Sexual dysfunction is extremely common among SCI survivors. Men may have difficulty achieving an erection while women may not be able to achieve lubrication. However, this does not necessarily preclude a healthy sex life.
For men, the use of certain medications, penile vibrators, and other assistive tools can help with erectile dysfunction. For women, exploring the use of other erogenous zones, foreplay, and lubricants can help supplement a loss of sensation in the sexual organs.
It can also help to consult with a urologist or fertility specialist to address issues with sexual function or fertility.
Incomplete SCIs can often cause abnormal sensations of pain. This is often from overused muscles, pressure sores, or partially damaged nerve connections. Depending on the cause of the pain, doctors may prescribe pain medications, physical therapy regimens, or some medical devices to help patients manage or reduce their pain.
A sudden loss of freedom of movement and ability can easily lead to depression for many SCI survivors.
For many, the support of friends and family, and even other SCI survivors, can be a crucial tool for fighting off the effects of depression. Additionally, psychiatrists may prescribe certain medications to help stabilize an SCI survivor’s mood.
Preventing spinal cord injuries requires an understanding of the risk factors that contribute to SCIs, and then taking steps to avoid or minimize those risks.
Since automobile accidents are the leading cause of spinal cord injuries, it is important to drive safely.

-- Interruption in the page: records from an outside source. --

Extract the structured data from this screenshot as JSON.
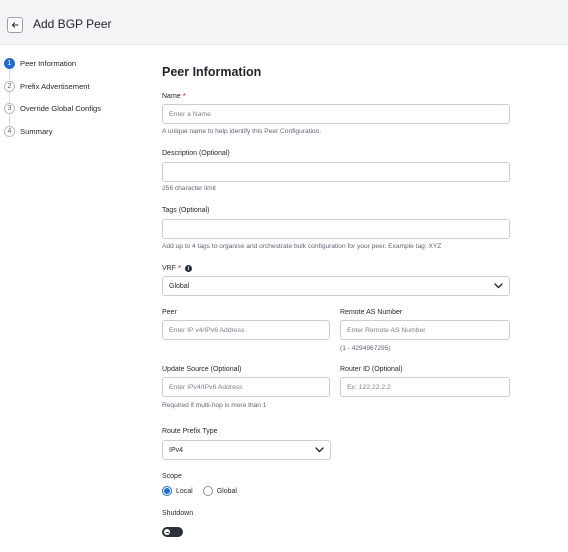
{
  "header": {
    "title": "Add BGP Peer",
    "back_icon": "arrow-left-icon"
  },
  "steps": [
    {
      "number": "1",
      "label": "Peer Information",
      "active": true
    },
    {
      "number": "2",
      "label": "Prefix Advertisement",
      "active": false
    },
    {
      "number": "3",
      "label": "Override Global Configs",
      "active": false
    },
    {
      "number": "4",
      "label": "Summary",
      "active": false
    }
  ],
  "form": {
    "title": "Peer Information",
    "name": {
      "label": "Name",
      "required_mark": "*",
      "placeholder": "Enter a Name",
      "help": "A unique name to help identify this Peer Configuration."
    },
    "description": {
      "label": "Description (Optional)",
      "placeholder": "",
      "help": "256 character limit"
    },
    "tags": {
      "label": "Tags (Optional)",
      "placeholder": "",
      "help": "Add up to 4 tags to organise and orchestrate bulk configuration for your peer. Example tag: XYZ"
    },
    "vrf": {
      "label": "VRF",
      "required_mark": "*",
      "info_icon": "info-icon",
      "value": "Global"
    },
    "peer": {
      "label": "Peer",
      "placeholder": "Enter IP v4/IPv6 Address"
    },
    "remote_as": {
      "label": "Remote AS Number",
      "placeholder": "Enter Remote AS Number",
      "help": "(1 - 4294967295)"
    },
    "update_source": {
      "label": "Update Source (Optional)",
      "placeholder": "Enter IPv4/IPv6 Address",
      "help": "Required if multi-hop is more than 1"
    },
    "router_id": {
      "label": "Router ID (Optional)",
      "placeholder": "Ex: 122.22.2.2"
    },
    "route_prefix_type": {
      "label": "Route Prefix Type",
      "value": "IPv4"
    },
    "scope": {
      "label": "Scope",
      "options": [
        "Local",
        "Global"
      ],
      "selected": "Local"
    },
    "shutdown": {
      "label": "Shutdown",
      "on": false
    }
  },
  "colors": {
    "accent": "#1d6bd8",
    "required": "#d93025"
  }
}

Doing things like checking mirrors and blind spots before changing lanes, driving within the speed limit, and wearing a seat belt can all help to reduce the risk of suffering an SCI.
Remember, factors like speed, use of safety equipment, and direction of impact can all contribute to your risk of suffering fatal or debilitating injuries in an accident.
Diving accidents—particularly headfirst dives into shallow water—can easily lead to spinal cord injuries and even death. When preparing to dive into water, it is important to check the water’s depth first to confirm that there is enough room to dive safely.
Additionally, if jumping into water, it may be helpful to avoid diving headfirst to limit the risk of spine or head injury.
Falls can occur to anyone. For example, slip and fall incidents can happen while walking on a flat floor or people can fall off of ladders when trying to reach high objects or areas.
Preventing falls by keeping floors clear of clutter and spills, having help with keeping ladders stable, and avoiding walking on high and unstable surfaces can help to prevent falls at home or at work.
If playing a high-contact sport like football or hockey, it is important to wear appropriate safety equipment like helmets, padding, and gloves to prevent injuries. Even a low contact sport like baseball may require safety equipment like helmets to prevent injuries from getting hit with the ball.
According to the National Highway Traffic Safety Administration (NHTSA), “Every day, almost 30 people in the United States die in drunk-driving crashes.” The NHTSA also notes that 29% of motor vehicle traffic fatalities are caused by drunk drivers.
Being drunk impairs reaction speed, judgement, and physical coordination—all of which are important for safe driving. A drunk person is less likely to be able to brake quickly, maintain their lane, or to check their blind spots before switching lanes. They are more likely to run stop signs and red lights, which can cause a side-on crash (T-bone collision) that is more dangerous than even a head-on collision (many of a vehicle’s safety features are designed around head-on or rear-end impacts, not side impacts).